So what do these sexist Halloween costumes mean for society and feminism? I can already hear the protests to this post. "But it's just a joke... it doesn't mean anything... it's just one night!" When we're dressing our six-year-olds as "Pop Star" and our thirteen year olds as "Sexy Maid," while our sons get to be "Firefighter" and "Fisherman," what does that teach? That boys can be whatever they want to, but girls have to be their sexy counterpart? That boys' bodies aren't objectified from childhood, but girls' bodies are? I, and most other feminists, are for young women's healthy sexual expression, but when that expression amounts to being the scantily-clad counterpart to a male, starting as a preteen, it's not so healthy.
So next time some sexist jerk tells you that feminism is over, direct him (or her) to your latest costume store.
Discussion topic: What are YOU being for Halloween? What's the grossest, most sexist Halloween costume you've ever seen?
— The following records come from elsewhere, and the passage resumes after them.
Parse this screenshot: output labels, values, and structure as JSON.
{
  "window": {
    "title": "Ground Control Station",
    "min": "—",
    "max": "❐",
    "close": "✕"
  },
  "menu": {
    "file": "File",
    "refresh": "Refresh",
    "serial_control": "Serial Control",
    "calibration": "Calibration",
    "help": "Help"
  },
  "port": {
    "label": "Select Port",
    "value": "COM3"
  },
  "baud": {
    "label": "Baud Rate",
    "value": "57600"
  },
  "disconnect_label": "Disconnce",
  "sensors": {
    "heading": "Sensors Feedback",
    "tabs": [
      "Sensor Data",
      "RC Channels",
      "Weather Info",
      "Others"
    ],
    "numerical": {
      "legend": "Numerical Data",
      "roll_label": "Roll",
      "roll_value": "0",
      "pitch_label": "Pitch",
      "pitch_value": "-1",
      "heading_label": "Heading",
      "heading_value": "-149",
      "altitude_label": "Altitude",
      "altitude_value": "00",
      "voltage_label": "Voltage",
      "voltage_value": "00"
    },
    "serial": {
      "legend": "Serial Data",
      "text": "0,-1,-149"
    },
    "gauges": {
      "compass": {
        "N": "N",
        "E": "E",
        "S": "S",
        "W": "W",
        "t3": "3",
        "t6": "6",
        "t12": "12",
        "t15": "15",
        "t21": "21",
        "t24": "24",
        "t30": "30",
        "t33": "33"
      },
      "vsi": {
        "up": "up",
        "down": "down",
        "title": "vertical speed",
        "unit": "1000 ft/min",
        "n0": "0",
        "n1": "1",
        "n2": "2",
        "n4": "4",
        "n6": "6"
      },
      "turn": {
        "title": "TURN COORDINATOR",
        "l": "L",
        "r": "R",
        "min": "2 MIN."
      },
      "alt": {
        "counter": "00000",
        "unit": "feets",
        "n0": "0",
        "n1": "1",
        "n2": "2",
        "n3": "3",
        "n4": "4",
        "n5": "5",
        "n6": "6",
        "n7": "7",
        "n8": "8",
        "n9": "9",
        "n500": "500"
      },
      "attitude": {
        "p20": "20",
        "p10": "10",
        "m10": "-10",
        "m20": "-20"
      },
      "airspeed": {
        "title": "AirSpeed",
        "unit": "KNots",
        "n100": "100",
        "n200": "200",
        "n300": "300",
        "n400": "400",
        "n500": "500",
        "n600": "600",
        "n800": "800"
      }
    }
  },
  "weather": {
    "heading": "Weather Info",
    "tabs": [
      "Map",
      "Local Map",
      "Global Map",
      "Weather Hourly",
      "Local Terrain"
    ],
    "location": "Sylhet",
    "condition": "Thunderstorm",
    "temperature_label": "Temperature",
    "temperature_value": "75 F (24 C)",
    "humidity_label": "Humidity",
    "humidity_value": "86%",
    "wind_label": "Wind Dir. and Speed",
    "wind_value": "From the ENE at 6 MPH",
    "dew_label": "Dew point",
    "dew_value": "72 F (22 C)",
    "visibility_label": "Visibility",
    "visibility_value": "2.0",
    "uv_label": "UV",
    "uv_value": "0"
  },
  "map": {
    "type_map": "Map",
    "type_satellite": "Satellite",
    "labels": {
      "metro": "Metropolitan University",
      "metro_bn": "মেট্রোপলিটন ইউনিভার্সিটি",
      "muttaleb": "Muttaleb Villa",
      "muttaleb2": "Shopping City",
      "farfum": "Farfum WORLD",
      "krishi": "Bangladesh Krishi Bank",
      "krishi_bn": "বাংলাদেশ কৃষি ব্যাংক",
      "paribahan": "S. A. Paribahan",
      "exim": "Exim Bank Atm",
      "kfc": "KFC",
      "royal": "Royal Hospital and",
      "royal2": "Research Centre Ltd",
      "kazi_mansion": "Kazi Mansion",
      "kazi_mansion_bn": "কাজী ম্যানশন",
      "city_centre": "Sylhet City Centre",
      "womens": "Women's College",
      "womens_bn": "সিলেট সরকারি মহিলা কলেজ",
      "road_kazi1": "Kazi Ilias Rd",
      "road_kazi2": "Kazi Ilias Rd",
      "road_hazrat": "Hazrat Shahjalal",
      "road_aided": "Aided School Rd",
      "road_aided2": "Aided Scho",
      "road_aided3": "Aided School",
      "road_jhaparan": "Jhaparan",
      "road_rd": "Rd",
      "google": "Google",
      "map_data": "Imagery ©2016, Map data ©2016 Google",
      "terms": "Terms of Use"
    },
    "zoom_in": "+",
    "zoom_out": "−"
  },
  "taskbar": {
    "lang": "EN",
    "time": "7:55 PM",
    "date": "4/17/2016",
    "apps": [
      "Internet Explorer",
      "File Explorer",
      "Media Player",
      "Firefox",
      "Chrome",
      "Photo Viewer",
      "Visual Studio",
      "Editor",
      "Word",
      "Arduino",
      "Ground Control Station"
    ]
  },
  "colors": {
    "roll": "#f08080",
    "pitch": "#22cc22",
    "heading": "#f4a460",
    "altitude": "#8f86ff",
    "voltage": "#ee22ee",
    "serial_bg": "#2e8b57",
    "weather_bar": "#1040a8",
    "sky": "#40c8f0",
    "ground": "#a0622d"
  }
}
(My boyfriend and I are going to be Bonnie and Clyde. Equal partnership, badass 1930's outlaws, the name "Bonnie"- where can you go wrong?)
Further Reading: The 10 Worst Sexy Halloween Costumes
Wednesday, September 30, 2009
It's almost October (already?!) and we are moving into Third Wave's first awareness month of the year.
October is Domestic Violence Awareness month, an issue that I and the other board members are very committed to. I recently completed an internship in a domestic violence agency, and my experience there reinforced my dedication to this cause.
Domestic violence is an issue that affects everyone. One in four women will be affected by it in their lifetimes. Look around at your four closest female friends: according to statistics, one of them has or will be involved in a domestic violence situation.
Domestic violence is a social problem that gets a fair amount of publicity, yet most people think that it can never affect them. It is an issue that spans across all ethnicities and class lines, and one that happens in every town and city in the United States. Some people think that only married people can be victims, but anyone in an intimate relationship can be a victim: gays, lesbians, teenagers, college students, and the elderly are all affected.
Here at Third Wave, we are committed to raising awareness about this issue on our campus. Our main event for this month is a Domestic Violence Vigil on October 28th at 8:00 PM.
We are also collaborating with Lesley's Community Service Club to hang up fliers around campus in our mission to raise awareness and empower victims.
Email firstname.lastname@example.org to be put on our email list and begin receiving emails about our meetings and events.
To learn more about domestic violence or receive help for your situation, click here.
Monday, September 28, 2009
Welcome to the first post from the young feminists of Lesley University!
We are members of Third Wave, Lesley's Feminism and Gender Issues Club. We believe in spreading the message of feminism: equality for all, through reproductive rights, economic equality, LGBTQ equality, and ending racism, sexism, misogyny and violence against women. We are young activists who are committed to making a change in the small community of our school, the larger community of Cambridge, and hopefully one day throughout the world!
This blog is maintained by the Third Wave executive board: Bonnie, Whitney, Kayla, and Annika. We have invited our members to contribute as well. We will be posting about our "topic of the month," upcoming events, and things that interest us. We invite you to comment and discuss what you read here (in a respectful manner, of course!)
We also invite you to click on the "Links That We Love" tab on your left, and to recommend some new ones. We hope to hear from you in the comments section, and see you at our meetings and events!
The next Third Wave meeting is Thursday, October 1st in the Lesley Women's Center at 6:15 PM.